  6. 6. Optimum Power Dispatch Problems: An Overview15. Pazheri, F. R.; Othman, M. F.; Malik, N. H.; Safoora, O. K. Economic and environmental dispatch at high potential renewable area with renewable storage. International Journal of Environmental Science and Development, 2012, 3(2), pp. 177-182.16. Al-Awami, A. T.; Sortomme, E.; El-Sharkawi, M. A. Optimizing economic/environmental dispatch with wind and thermal units. Power & Energy Society General Meeting, 2009, pp. 1-6.17. Le, X.; Ilic, M. D. Model predictive economic/environmental dispatch of power systems with intermittent resources.

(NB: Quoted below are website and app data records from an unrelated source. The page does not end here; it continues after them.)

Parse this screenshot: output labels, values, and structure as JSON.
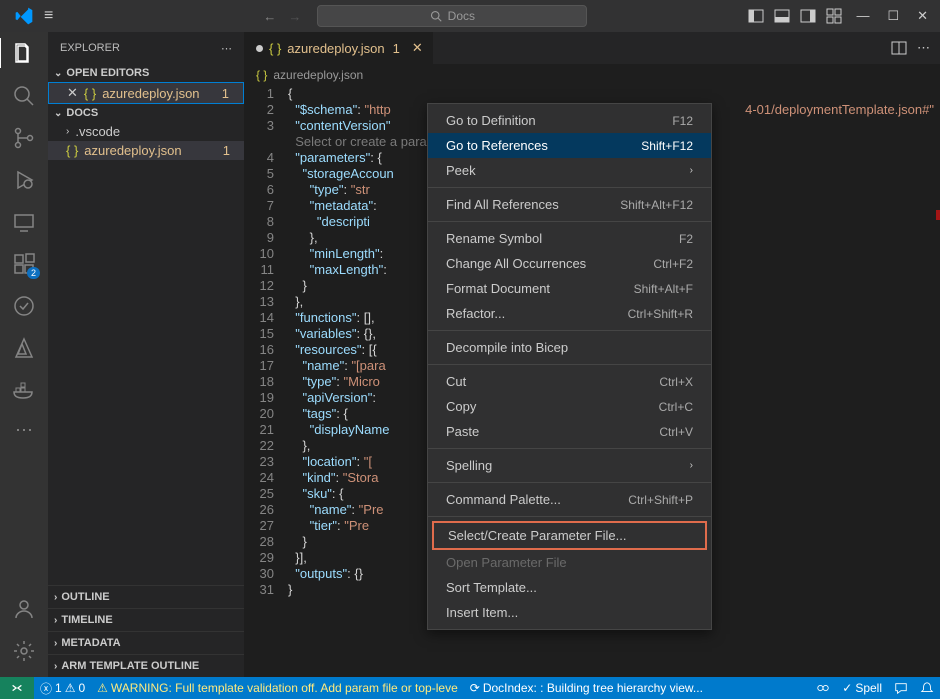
{
  "titlebar": {
    "search_placeholder": "Docs"
  },
  "sidebar": {
    "title": "EXPLORER",
    "sections": {
      "open_editors": "OPEN EDITORS",
      "docs": "DOCS",
      "outline": "OUTLINE",
      "timeline": "TIMELINE",
      "metadata": "METADATA",
      "arm": "ARM TEMPLATE OUTLINE"
    },
    "editor_file": "azuredeploy.json",
    "editor_badge": "1",
    "folder_vscode": ".vscode",
    "docs_file": "azuredeploy.json",
    "docs_file_badge": "1"
  },
  "tabs": {
    "active": "azuredeploy.json",
    "active_badge": "1"
  },
  "breadcrumb": {
    "file": "azuredeploy.json"
  },
  "code": {
    "lines": [
      {
        "n": "1",
        "indent": 0,
        "content": [
          {
            "t": "brace",
            "v": "{"
          }
        ]
      },
      {
        "n": "2",
        "indent": 1,
        "content": [
          {
            "t": "key",
            "v": "\"$schema\""
          },
          {
            "t": "brace",
            "v": ": "
          },
          {
            "t": "str",
            "v": "\"http"
          }
        ],
        "tail": {
          "t": "str",
          "v": "4-01/deploymentTemplate.json#\""
        }
      },
      {
        "n": "3",
        "indent": 1,
        "content": [
          {
            "t": "key",
            "v": "\"contentVersion\""
          }
        ]
      },
      {
        "n": "",
        "indent": 1,
        "content": [
          {
            "t": "hint",
            "v": "Select or create a param"
          }
        ]
      },
      {
        "n": "4",
        "indent": 1,
        "content": [
          {
            "t": "key",
            "v": "\"parameters\""
          },
          {
            "t": "brace",
            "v": ": {"
          }
        ]
      },
      {
        "n": "5",
        "indent": 2,
        "content": [
          {
            "t": "key",
            "v": "\"storageAccoun"
          }
        ]
      },
      {
        "n": "6",
        "indent": 3,
        "content": [
          {
            "t": "key",
            "v": "\"type\""
          },
          {
            "t": "brace",
            "v": ": "
          },
          {
            "t": "str",
            "v": "\"str"
          }
        ]
      },
      {
        "n": "7",
        "indent": 3,
        "content": [
          {
            "t": "key",
            "v": "\"metadata\""
          },
          {
            "t": "brace",
            "v": ": "
          }
        ]
      },
      {
        "n": "8",
        "indent": 4,
        "content": [
          {
            "t": "key",
            "v": "\"descripti"
          }
        ]
      },
      {
        "n": "9",
        "indent": 3,
        "content": [
          {
            "t": "brace",
            "v": "},"
          }
        ]
      },
      {
        "n": "10",
        "indent": 3,
        "content": [
          {
            "t": "key",
            "v": "\"minLength\""
          },
          {
            "t": "brace",
            "v": ":"
          }
        ]
      },
      {
        "n": "11",
        "indent": 3,
        "content": [
          {
            "t": "key",
            "v": "\"maxLength\""
          },
          {
            "t": "brace",
            "v": ":"
          }
        ]
      },
      {
        "n": "12",
        "indent": 2,
        "content": [
          {
            "t": "brace",
            "v": "}"
          }
        ]
      },
      {
        "n": "13",
        "indent": 1,
        "content": [
          {
            "t": "brace",
            "v": "},"
          }
        ]
      },
      {
        "n": "14",
        "indent": 1,
        "content": [
          {
            "t": "key",
            "v": "\"functions\""
          },
          {
            "t": "brace",
            "v": ": [],"
          }
        ]
      },
      {
        "n": "15",
        "indent": 1,
        "content": [
          {
            "t": "key",
            "v": "\"variables\""
          },
          {
            "t": "brace",
            "v": ": {},"
          }
        ]
      },
      {
        "n": "16",
        "indent": 1,
        "content": [
          {
            "t": "key",
            "v": "\"resources\""
          },
          {
            "t": "brace",
            "v": ": [{"
          }
        ]
      },
      {
        "n": "17",
        "indent": 2,
        "content": [
          {
            "t": "key",
            "v": "\"name\""
          },
          {
            "t": "brace",
            "v": ": "
          },
          {
            "t": "str",
            "v": "\"[para"
          }
        ]
      },
      {
        "n": "18",
        "indent": 2,
        "content": [
          {
            "t": "key",
            "v": "\"type\""
          },
          {
            "t": "brace",
            "v": ": "
          },
          {
            "t": "str",
            "v": "\"Micro"
          }
        ]
      },
      {
        "n": "19",
        "indent": 2,
        "content": [
          {
            "t": "key",
            "v": "\"apiVersion\""
          },
          {
            "t": "brace",
            "v": ":"
          }
        ]
      },
      {
        "n": "20",
        "indent": 2,
        "content": [
          {
            "t": "key",
            "v": "\"tags\""
          },
          {
            "t": "brace",
            "v": ": {"
          }
        ]
      },
      {
        "n": "21",
        "indent": 3,
        "content": [
          {
            "t": "key",
            "v": "\"displayName"
          }
        ]
      },
      {
        "n": "22",
        "indent": 2,
        "content": [
          {
            "t": "brace",
            "v": "},"
          }
        ]
      },
      {
        "n": "23",
        "indent": 2,
        "content": [
          {
            "t": "key",
            "v": "\"location\""
          },
          {
            "t": "brace",
            "v": ": "
          },
          {
            "t": "str",
            "v": "\"["
          }
        ]
      },
      {
        "n": "24",
        "indent": 2,
        "content": [
          {
            "t": "key",
            "v": "\"kind\""
          },
          {
            "t": "brace",
            "v": ": "
          },
          {
            "t": "str",
            "v": "\"Stora"
          }
        ]
      },
      {
        "n": "25",
        "indent": 2,
        "content": [
          {
            "t": "key",
            "v": "\"sku\""
          },
          {
            "t": "brace",
            "v": ": {"
          }
        ]
      },
      {
        "n": "26",
        "indent": 3,
        "content": [
          {
            "t": "key",
            "v": "\"name\""
          },
          {
            "t": "brace",
            "v": ": "
          },
          {
            "t": "str",
            "v": "\"Pre"
          }
        ]
      },
      {
        "n": "27",
        "indent": 3,
        "content": [
          {
            "t": "key",
            "v": "\"tier\""
          },
          {
            "t": "brace",
            "v": ": "
          },
          {
            "t": "str",
            "v": "\"Pre"
          }
        ]
      },
      {
        "n": "28",
        "indent": 2,
        "content": [
          {
            "t": "brace",
            "v": "}"
          }
        ]
      },
      {
        "n": "29",
        "indent": 1,
        "content": [
          {
            "t": "brace",
            "v": "}],"
          }
        ]
      },
      {
        "n": "30",
        "indent": 1,
        "content": [
          {
            "t": "key",
            "v": "\"outputs\""
          },
          {
            "t": "brace",
            "v": ": {}"
          }
        ]
      },
      {
        "n": "31",
        "indent": 0,
        "content": [
          {
            "t": "brace",
            "v": "}"
          }
        ]
      }
    ]
  },
  "context_menu": {
    "items": [
      {
        "label": "Go to Definition",
        "shortcut": "F12"
      },
      {
        "label": "Go to References",
        "shortcut": "Shift+F12",
        "highlighted": true
      },
      {
        "label": "Peek",
        "submenu": true
      },
      {
        "sep": true
      },
      {
        "label": "Find All References",
        "shortcut": "Shift+Alt+F12"
      },
      {
        "sep": true
      },
      {
        "label": "Rename Symbol",
        "shortcut": "F2"
      },
      {
        "label": "Change All Occurrences",
        "shortcut": "Ctrl+F2"
      },
      {
        "label": "Format Document",
        "shortcut": "Shift+Alt+F"
      },
      {
        "label": "Refactor...",
        "shortcut": "Ctrl+Shift+R"
      },
      {
        "sep": true
      },
      {
        "label": "Decompile into Bicep"
      },
      {
        "sep": true
      },
      {
        "label": "Cut",
        "shortcut": "Ctrl+X"
      },
      {
        "label": "Copy",
        "shortcut": "Ctrl+C"
      },
      {
        "label": "Paste",
        "shortcut": "Ctrl+V"
      },
      {
        "sep": true
      },
      {
        "label": "Spelling",
        "submenu": true
      },
      {
        "sep": true
      },
      {
        "label": "Command Palette...",
        "shortcut": "Ctrl+Shift+P"
      },
      {
        "sep": true
      },
      {
        "label": "Select/Create Parameter File...",
        "outlined": true
      },
      {
        "label": "Open Parameter File",
        "disabled": true
      },
      {
        "label": "Sort Template..."
      },
      {
        "label": "Insert Item..."
      }
    ]
  },
  "statusbar": {
    "errors": "1",
    "warnings": "0",
    "warning_text": "WARNING: Full template validation off. Add param file or top-leve",
    "docindex": "DocIndex: : Building tree hierarchy view...",
    "spell": "Spell"
  }
}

Power & Energy Society General Meeting, 2009, pp. 1-6.18. Po-Hung Chen; Cheng-Chien Kuo, Economic-emission load dispatch by refined particle swarm optimization and interactive bi-objective programming. International Review of Electrical Engineering (IREE), 2011, 6(5), pp. 2584-2595.19. Anderson D.; Leach, M. Harvesting and redistributing renewable energy: on the role of gas and electricity grids to overcome intermittency through the generation and storage of hydrogen. Energy Policy, 32, 2004, pp. 1603-1614. 54